The presentation of the Corporate Asset Management Plan and Policy opened up an interesting though depressing possibility that the City’s infrastructure gap was closer to half a billion than the originally stated $200 million figure. Of the City’s $4 billion in assets, $1.2 billion are considered in poor and very poor condition, with parking, information technology, culture and recreation as the areas that need the most servicing. The point of the report is to help the City prioritize infrastructure needs, and inform future budgets and provide input to the 2017-2026 capital and operating budget. Despite the concerns, DCAO Stewart said that Guelph was now ahead of the curve in addressing these issues instead of lagging behind.
The Transportation Master Plan framework was also revealed showing that the city has a long way to go in terms of growing the use of cycling, walking, and public transit usage in the years to come. New Pedestrian Crossing Treatments might help with that as new street crossing can now be set up on low speed roads (where the limit is 60 km/hour or less), and on low volume roads up to four lanes wide including roundabouts and intersections.

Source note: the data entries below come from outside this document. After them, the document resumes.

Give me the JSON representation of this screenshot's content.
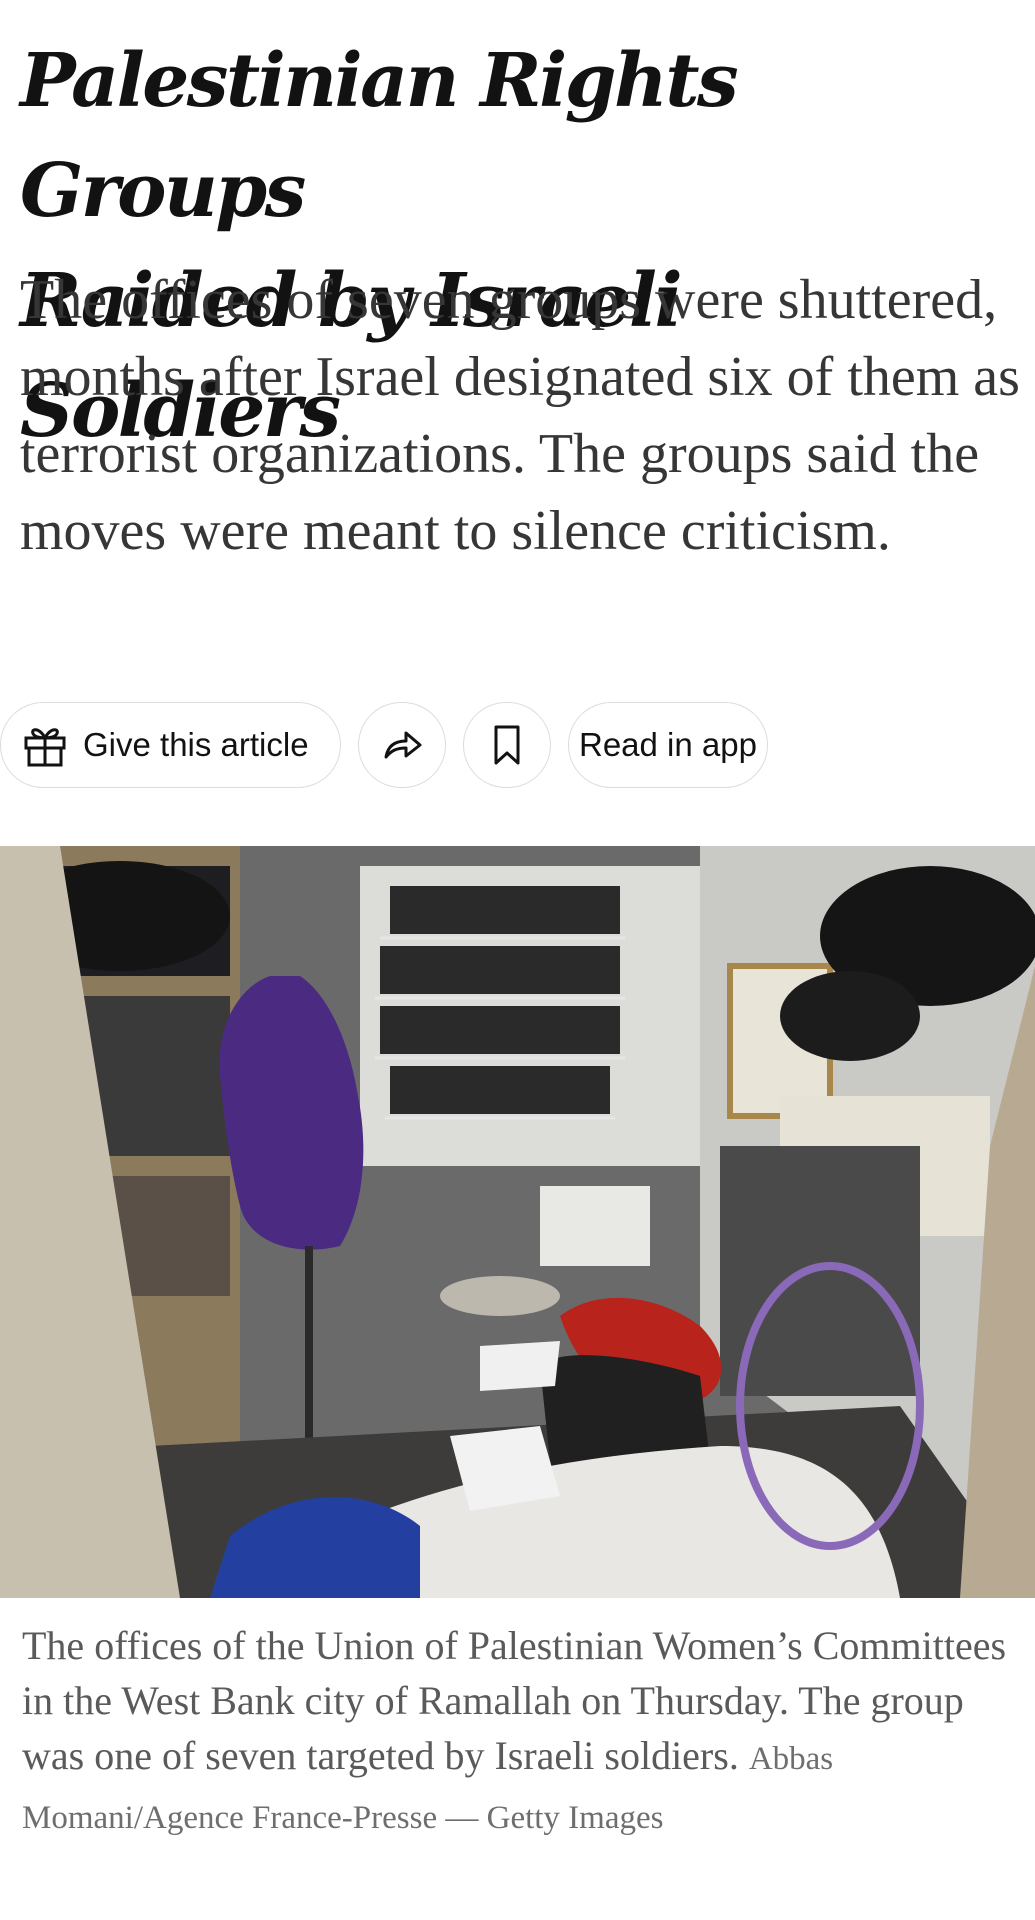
{
  "article": {
    "headline_line1": "Palestinian Rights Groups",
    "headline_line2": "Raided by Israeli Soldiers",
    "summary": "The offices of seven groups were shuttered, months after Israel designated six of them as terrorist organizations. The groups said the moves were meant to silence criticism."
  },
  "share_bar": {
    "gift_label": "Give this article",
    "gift_icon": "gift-icon",
    "share_icon": "share-arrow-icon",
    "save_icon": "bookmark-icon",
    "app_label": "Read in app"
  },
  "photo": {
    "caption": "The offices of the Union of Palestinian Women’s Committees in the West Bank city of Ramallah on Thursday. The group was one of seven targeted by Israeli soldiers.",
    "credit": "Abbas Momani/Agence France-Presse — Getty Images"
  },
  "colors": {
    "headline": "#121212",
    "summary": "#363636",
    "caption": "#5a5a5a",
    "pill_border": "#dcdcdc"
  }
}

Infrastructure, Development and Enterprise Services asked that council defer some decisions on matters like sign bylaw variances and demolitions to senior staff in a pilot project where council would receive regular updates on all these proposals that come through City Hall. Ward 5 Councillor Leanne Piper moved to defer one clause until the comprehensive sign bylaw review comes back next year. The rest of council agree that this was a good idea, and haggled on whether or not there should be a cap on the amount that staff can approve to spend on a project before it comes back to council. A $3 million and $5 million cap both failed, as Mayor Guthrie pointed out that these projects are already approved and overseen by council in the budgeting phase.
At the end of the month at the regular council meeting, the Natural Heritage Action Plan and Sidewalk Needs Assessment Update were debated again on similar grounds, but both ended up passing. In new business, Mayor Guthrie brought forward a motion that would allow local groups and non-profits find away to get first crack at surplus assets the city’s looking to sell be in as small as an office chair, or as big as an ambulance. The full debate on the motion would happen at the April meeting.
Part 2 of the recap will be published next Monday.